Oxford University abolishes gender-distinct academic dress
No more blouses for the ladies; no more shirts with separate collars for the gentlemen. Henceforth, both will wear plain, white shirts with fixed collars (though why all are not being obliged to wear blouses is beyond His Grace. Indeed, is it not decidedly masculinising [and so sexist] to suppress blouses?).
It is not clear what happens to hats. Presumably, by the same gender-neutral logic, no more will male graduands carry a mortarboard while the fairer sex sport soft caps (with strict, manifestly sexist rules on the wearing thereof). And, presumably, the ladies may also now wear white bow ties, and the men dark grey skirts and black stockings. And neither is it clear what becomes of His Grace’s preferred headgear, the Canterbury cap. The new regulations are reported in the University’s Gazette:
(d) Regulations relating to Academic DressBut how many transgendered students are there at Oxford?
The following changes have been agreed by Council. They remove any reference to gender from the regulations, in response to concerns from Oxford University Student Union that the existing regulations did not serve the interests of transgender students.
Text of Regulations
In the Vice-Chancellor's Regulations 1 of 2002 (made by the Vice-Chancellor on 20 March 2002, as amended on 24 January 2008), delete existing regulation 5 and substitute (new text underlined, deleted text struck through):
'5. All members of the University are required to wear academic dress with subfusc clothing (and candidates who are not members of the University are required to wear formal clothing) when attending any university examination, ie a dark suit with dark socks, or a dark skirt with black stockings or trousers with dark socks and an optional dark coat; black shoes; plain white collared shirt; a black tie or white bow tie.
Men. A dark suit and socks, black shoes, a white bow tie, and plain white shirt and collar.
Women.
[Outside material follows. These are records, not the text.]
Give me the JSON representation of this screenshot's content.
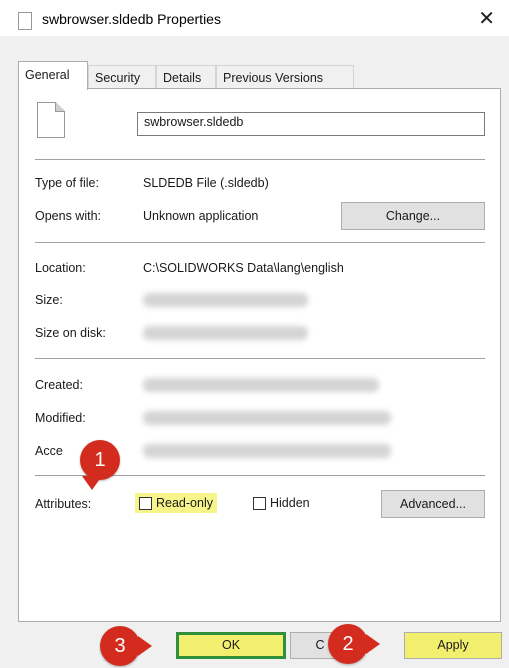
{
  "window": {
    "title": "swbrowser.sldedb Properties",
    "close_glyph": "✕"
  },
  "tabs": [
    {
      "label": "General",
      "active": true
    },
    {
      "label": "Security",
      "active": false
    },
    {
      "label": "Details",
      "active": false
    },
    {
      "label": "Previous Versions",
      "active": false
    }
  ],
  "general": {
    "file_name": "swbrowser.sldedb",
    "type_label": "Type of file:",
    "type_value": "SLDEDB File (.sldedb)",
    "opens_label": "Opens with:",
    "opens_value": "Unknown application",
    "change_button": "Change...",
    "location_label": "Location:",
    "location_value": "C:\\SOLIDWORKS Data\\lang\\english",
    "size_label": "Size:",
    "size_on_disk_label": "Size on disk:",
    "created_label": "Created:",
    "modified_label": "Modified:",
    "accessed_label": "Acce",
    "attributes_label": "Attributes:",
    "readonly_label": "Read-only",
    "hidden_label": "Hidden",
    "advanced_button": "Advanced..."
  },
  "footer": {
    "ok_label": "OK",
    "cancel_label": "C",
    "apply_label": "Apply"
  },
  "markers": {
    "step1": "1",
    "step2": "2",
    "step3": "3"
  },
  "colors": {
    "highlight": "#f3ef6e",
    "marker": "#d42b1f",
    "ok_border": "#2f8f3a"
  }
}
A dark skirt or trousers, a white blouse, black tie, black stockings and shoes, and, if desired, a dark coat.
for each sexshould be such as might be appropriate for formal occasions.
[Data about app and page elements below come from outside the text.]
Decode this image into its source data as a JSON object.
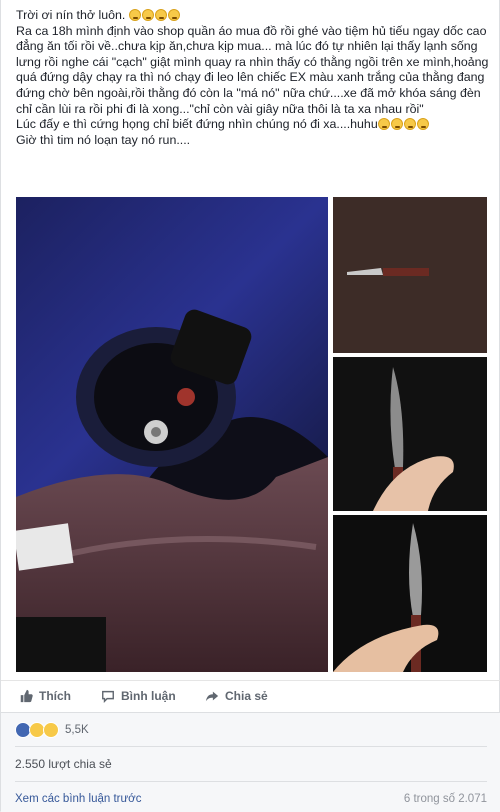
{
  "post": {
    "lines": [
      "Trời ơi nín thở luôn.",
      "Ra ca 18h mình định vào shop quần áo mua đồ rồi ghé vào tiệm hủ tiếu ngay dốc cao đẳng ăn tối rồi về..chưa kịp ăn,chưa kịp mua... mà lúc đó tự nhiên lại thấy lạnh sống lưng rồi nghe cái \"cạch\" giật mình quay ra nhìn thấy có thằng ngồi trên xe mình,hoảng quá đứng dậy chạy ra thì nó chạy đi leo lên chiếc EX màu xanh trắng của thằng đang đứng chờ bên ngoài,rồi thằng đó còn la \"má nó\" nữa chứ....xe đã mở khóa sáng đèn chỉ cần lùi ra rồi phi đi là xong...\"chỉ còn vài giây nữa thôi là ta xa nhau rồi\"",
      "Lúc đấy e thì cứng họng chỉ biết đứng nhìn chúng nó đi xa....huhu",
      "Giờ thì tim nó loạn tay nó run...."
    ]
  },
  "actions": {
    "like": "Thích",
    "comment": "Bình luận",
    "share": "Chia sẻ"
  },
  "reactions": {
    "count": "5,5K"
  },
  "shares": {
    "label": "2.550 lượt chia sẻ"
  },
  "comments": {
    "more": "Xem các bình luận trước",
    "pager": "6 trong số 2.071"
  },
  "colors": {
    "like_blue": "#4267b2",
    "link_blue": "#365899",
    "muted": "#90949c"
  }
}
Candidates serving in HM Forces are permitted to wear uniform together with a gown. (The uniform cap is worn in the street and carried when indoors.)'
Surely, if there be one (or maybe two), he/she/it/they could have found ways of accommodating the University’s strict dress code with their own particular circumstances without neutering the entire University population?
His Grace is rather peeved (to say the least) by this development, and supports all efforts to erect a new Congregation, whilst remaining within the historic Convocation, for those unable to accept such innovations.